A coastal protection alignment, designed as a continuous berm or floodwall, encircles the edge of the historic Chesterfield Heights neighborhood and is designed to reduce risks posed by increasing storm surge due to sea level rise, reduce coastal erosion, and expand tidal ecosystems through integration of a living shoreline.
Finding or creating space for water is a guiding principle of the project. The protection and expansion of Haynes Creek, a historic inlet, provides opportunities for increased water storage, habitat regeneration, and recreation. Green infrastructure along key streets filters runoff and reduces street flooding. A pump station required to drain water over the coastal defense will provide interpretive opportunities for education and serve as a portal for riverfront access.

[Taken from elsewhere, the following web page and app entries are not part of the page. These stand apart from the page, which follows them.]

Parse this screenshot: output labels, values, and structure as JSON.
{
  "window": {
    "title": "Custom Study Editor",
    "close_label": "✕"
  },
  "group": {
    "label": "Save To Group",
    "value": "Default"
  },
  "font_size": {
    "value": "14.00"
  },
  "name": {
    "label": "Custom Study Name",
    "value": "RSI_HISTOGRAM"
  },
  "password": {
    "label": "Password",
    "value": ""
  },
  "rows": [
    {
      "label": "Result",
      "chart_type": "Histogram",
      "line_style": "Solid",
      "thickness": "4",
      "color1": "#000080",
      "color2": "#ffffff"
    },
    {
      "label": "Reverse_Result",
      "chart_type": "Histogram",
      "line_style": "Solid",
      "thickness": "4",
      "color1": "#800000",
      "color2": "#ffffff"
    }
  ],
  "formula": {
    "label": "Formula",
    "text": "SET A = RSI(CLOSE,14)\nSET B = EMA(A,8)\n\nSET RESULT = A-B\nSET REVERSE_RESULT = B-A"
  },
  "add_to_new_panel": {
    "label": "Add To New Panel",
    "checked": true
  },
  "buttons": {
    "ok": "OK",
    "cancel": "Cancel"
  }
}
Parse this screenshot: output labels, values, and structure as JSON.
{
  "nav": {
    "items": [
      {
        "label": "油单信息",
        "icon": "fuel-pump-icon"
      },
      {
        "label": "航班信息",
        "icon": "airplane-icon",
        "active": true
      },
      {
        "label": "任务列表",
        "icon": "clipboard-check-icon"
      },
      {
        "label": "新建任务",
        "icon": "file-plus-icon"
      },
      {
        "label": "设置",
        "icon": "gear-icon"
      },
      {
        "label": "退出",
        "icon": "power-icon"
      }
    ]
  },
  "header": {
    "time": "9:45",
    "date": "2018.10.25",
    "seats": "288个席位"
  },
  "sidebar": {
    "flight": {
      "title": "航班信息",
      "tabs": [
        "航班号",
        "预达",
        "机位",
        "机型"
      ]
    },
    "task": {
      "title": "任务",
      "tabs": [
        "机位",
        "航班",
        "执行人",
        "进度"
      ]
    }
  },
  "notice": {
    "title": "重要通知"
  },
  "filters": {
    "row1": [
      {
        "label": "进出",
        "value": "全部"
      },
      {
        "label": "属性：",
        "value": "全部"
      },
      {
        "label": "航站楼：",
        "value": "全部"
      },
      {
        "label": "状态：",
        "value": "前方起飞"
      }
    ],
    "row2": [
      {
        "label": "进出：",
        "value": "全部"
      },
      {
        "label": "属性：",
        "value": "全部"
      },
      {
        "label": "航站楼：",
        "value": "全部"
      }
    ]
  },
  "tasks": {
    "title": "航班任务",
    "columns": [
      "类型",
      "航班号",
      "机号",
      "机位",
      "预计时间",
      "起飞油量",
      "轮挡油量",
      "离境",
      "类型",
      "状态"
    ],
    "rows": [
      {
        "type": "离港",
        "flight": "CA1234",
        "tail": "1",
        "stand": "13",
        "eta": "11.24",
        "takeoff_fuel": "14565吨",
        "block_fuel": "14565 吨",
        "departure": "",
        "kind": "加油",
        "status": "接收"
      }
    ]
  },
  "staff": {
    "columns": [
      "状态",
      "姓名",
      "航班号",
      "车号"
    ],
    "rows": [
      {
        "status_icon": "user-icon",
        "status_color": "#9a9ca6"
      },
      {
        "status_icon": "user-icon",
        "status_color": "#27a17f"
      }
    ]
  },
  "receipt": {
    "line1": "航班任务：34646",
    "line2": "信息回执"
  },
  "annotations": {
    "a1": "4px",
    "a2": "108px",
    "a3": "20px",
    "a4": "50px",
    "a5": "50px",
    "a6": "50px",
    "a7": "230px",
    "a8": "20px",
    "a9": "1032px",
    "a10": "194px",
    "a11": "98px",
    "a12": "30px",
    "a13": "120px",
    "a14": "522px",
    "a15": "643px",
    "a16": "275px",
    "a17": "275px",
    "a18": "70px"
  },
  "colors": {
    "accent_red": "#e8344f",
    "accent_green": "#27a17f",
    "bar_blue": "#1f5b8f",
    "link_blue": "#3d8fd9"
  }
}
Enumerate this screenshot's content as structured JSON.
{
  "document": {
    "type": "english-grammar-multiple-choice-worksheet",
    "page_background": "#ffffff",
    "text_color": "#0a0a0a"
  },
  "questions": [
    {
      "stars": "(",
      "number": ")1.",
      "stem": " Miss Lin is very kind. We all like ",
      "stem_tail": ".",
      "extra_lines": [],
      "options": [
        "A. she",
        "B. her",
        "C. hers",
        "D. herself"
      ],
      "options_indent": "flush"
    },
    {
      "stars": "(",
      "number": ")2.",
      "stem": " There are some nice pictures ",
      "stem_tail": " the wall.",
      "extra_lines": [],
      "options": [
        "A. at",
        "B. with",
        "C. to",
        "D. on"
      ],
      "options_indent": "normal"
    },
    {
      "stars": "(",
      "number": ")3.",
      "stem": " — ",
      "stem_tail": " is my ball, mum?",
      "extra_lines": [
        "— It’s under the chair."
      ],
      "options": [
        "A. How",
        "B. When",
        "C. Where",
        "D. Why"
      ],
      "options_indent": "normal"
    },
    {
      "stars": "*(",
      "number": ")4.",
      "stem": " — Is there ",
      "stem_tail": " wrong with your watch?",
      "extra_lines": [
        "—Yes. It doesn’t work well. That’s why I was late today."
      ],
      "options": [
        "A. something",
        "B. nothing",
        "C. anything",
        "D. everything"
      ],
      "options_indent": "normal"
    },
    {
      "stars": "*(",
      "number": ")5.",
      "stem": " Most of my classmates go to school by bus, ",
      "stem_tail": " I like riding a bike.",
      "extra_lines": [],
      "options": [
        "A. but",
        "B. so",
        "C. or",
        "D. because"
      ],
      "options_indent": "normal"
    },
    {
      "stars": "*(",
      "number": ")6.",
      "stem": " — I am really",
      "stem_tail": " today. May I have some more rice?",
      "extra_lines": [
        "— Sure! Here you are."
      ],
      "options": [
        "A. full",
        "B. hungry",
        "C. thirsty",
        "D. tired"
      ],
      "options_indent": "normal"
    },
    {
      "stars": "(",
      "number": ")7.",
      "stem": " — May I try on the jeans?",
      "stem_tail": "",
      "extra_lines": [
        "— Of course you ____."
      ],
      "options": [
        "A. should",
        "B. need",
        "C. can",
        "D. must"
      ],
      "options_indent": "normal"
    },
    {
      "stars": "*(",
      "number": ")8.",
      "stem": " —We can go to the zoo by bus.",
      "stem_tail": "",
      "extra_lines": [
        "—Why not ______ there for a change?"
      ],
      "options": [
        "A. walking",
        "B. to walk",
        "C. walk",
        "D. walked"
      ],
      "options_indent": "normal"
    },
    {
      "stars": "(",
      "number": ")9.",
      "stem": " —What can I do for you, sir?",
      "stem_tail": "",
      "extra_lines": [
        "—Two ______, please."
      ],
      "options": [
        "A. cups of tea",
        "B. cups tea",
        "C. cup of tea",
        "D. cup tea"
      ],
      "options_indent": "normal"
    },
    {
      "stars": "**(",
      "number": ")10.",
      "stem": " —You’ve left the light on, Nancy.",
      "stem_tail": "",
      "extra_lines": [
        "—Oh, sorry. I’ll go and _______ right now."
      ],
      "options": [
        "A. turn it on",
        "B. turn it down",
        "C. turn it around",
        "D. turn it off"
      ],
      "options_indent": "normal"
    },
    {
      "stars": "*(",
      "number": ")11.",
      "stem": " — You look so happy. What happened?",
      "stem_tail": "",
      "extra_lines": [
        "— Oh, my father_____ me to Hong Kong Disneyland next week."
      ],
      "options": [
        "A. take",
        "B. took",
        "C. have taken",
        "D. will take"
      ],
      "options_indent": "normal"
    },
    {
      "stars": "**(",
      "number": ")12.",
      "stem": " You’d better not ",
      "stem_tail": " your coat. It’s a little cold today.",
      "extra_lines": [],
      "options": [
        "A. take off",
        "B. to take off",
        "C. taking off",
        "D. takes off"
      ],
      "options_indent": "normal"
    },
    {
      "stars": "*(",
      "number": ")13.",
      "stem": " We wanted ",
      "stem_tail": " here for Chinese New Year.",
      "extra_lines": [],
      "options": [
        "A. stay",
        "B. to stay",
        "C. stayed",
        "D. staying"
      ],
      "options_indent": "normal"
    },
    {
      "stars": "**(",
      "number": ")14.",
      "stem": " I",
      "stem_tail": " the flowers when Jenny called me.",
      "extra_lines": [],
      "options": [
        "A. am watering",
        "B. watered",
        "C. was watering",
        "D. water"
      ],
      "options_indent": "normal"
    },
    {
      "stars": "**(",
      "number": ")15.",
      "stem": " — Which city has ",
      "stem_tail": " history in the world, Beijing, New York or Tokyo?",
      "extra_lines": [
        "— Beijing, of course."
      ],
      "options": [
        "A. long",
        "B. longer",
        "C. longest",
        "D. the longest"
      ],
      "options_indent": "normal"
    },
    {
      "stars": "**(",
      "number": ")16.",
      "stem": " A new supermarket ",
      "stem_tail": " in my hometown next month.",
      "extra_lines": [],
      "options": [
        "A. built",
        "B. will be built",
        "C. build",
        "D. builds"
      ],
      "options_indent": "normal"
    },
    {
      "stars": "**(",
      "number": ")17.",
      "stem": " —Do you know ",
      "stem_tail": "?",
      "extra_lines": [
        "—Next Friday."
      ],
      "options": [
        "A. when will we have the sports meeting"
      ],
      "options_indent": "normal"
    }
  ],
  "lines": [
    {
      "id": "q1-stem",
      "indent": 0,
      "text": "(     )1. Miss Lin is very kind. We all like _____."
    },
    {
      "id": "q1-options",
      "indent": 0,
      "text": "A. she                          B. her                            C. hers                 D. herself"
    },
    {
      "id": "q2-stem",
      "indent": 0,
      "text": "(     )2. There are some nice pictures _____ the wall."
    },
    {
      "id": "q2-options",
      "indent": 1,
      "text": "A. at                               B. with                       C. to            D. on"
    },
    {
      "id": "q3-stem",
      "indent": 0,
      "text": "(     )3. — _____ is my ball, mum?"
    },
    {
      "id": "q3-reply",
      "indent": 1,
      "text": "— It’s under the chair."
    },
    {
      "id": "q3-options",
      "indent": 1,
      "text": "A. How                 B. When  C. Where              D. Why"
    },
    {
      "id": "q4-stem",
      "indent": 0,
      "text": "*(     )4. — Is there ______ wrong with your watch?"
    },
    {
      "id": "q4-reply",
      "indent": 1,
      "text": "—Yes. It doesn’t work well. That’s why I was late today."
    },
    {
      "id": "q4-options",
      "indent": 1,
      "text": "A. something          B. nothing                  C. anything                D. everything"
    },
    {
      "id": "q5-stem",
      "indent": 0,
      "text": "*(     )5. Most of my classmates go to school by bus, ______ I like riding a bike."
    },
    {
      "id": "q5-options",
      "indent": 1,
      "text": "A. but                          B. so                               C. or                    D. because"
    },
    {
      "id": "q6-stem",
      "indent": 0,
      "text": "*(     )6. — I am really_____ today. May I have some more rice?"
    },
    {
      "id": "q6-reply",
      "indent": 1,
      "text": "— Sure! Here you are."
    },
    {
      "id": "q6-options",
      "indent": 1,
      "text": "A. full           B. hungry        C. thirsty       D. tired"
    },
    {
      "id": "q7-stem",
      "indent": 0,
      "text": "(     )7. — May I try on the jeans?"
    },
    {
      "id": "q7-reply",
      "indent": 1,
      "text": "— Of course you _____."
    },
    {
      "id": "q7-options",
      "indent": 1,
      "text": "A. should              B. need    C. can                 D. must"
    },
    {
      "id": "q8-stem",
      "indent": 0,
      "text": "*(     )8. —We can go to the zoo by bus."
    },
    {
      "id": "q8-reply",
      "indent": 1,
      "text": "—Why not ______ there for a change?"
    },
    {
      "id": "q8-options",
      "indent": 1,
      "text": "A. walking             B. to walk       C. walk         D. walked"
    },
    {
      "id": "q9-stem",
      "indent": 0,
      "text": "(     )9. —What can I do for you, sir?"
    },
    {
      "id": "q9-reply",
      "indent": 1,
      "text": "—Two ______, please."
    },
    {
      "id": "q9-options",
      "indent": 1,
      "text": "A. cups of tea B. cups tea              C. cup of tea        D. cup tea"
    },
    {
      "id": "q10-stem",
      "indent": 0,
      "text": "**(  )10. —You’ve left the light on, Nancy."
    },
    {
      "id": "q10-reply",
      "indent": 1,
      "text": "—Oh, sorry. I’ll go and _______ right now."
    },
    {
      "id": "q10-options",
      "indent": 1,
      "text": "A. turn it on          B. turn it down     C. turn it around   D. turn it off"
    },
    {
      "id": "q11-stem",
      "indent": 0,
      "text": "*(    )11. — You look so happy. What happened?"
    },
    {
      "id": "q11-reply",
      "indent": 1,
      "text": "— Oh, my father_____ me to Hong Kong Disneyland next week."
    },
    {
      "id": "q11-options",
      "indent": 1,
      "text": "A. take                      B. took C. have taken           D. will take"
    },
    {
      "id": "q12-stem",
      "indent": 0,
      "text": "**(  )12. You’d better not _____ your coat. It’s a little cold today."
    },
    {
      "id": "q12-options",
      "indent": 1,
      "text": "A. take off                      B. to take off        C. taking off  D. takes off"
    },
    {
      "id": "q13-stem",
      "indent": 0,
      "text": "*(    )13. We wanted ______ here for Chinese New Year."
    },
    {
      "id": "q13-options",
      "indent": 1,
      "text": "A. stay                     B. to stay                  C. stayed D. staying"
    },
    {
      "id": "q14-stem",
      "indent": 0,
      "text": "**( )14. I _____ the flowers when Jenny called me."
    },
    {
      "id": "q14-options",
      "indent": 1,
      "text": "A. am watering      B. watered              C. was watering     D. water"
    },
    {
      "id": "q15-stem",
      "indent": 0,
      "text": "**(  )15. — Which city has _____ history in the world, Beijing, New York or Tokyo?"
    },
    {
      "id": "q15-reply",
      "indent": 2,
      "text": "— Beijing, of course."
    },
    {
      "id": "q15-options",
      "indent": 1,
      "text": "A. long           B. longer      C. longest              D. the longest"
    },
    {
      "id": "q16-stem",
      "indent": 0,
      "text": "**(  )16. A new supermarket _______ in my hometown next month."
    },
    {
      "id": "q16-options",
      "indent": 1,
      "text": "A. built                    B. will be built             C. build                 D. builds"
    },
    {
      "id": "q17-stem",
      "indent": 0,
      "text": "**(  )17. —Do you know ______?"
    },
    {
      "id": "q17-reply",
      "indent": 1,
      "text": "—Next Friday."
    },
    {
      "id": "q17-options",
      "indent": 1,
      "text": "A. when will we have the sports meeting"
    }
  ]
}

Resilience strategies aim to create smart investments by providing solutions with multiple benefits. A grassy area near the neighborhood's elementary school will be redesigned to hold water during storm events while also improving playing fields, upgrading playgrounds and adding a walking path. Streetscape improvements consider stormwater as well as access, with enhanced sidewalks increasing connectivity for pedestrians and cyclists. An existing pedestrian walkway to a light rail station will be widened and improved to define a safer, more accessible route in and out of the neighborhood.
Together, the proposed suite of strategies demonstrate systems and methods which could be expanded across Norfolk and the Hampton Roads region.